**RECORDED INFORMATION**:
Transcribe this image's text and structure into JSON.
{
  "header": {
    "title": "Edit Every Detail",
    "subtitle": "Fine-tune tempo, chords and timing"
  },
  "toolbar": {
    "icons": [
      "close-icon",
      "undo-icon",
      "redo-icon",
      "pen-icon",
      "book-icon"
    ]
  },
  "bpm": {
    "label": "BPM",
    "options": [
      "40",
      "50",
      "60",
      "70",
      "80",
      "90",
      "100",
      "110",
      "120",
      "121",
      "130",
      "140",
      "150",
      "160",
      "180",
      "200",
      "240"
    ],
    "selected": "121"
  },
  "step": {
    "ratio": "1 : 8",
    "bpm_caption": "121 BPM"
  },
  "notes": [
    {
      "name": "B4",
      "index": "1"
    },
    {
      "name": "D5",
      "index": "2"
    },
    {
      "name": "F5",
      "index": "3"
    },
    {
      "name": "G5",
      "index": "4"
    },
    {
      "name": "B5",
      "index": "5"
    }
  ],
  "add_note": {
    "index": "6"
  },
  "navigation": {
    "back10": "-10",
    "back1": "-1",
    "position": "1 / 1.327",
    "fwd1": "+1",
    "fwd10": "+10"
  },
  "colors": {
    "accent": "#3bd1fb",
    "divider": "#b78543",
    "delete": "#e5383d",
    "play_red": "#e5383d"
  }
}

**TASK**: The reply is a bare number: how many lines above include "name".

**EXPECTED ANSWER**: 5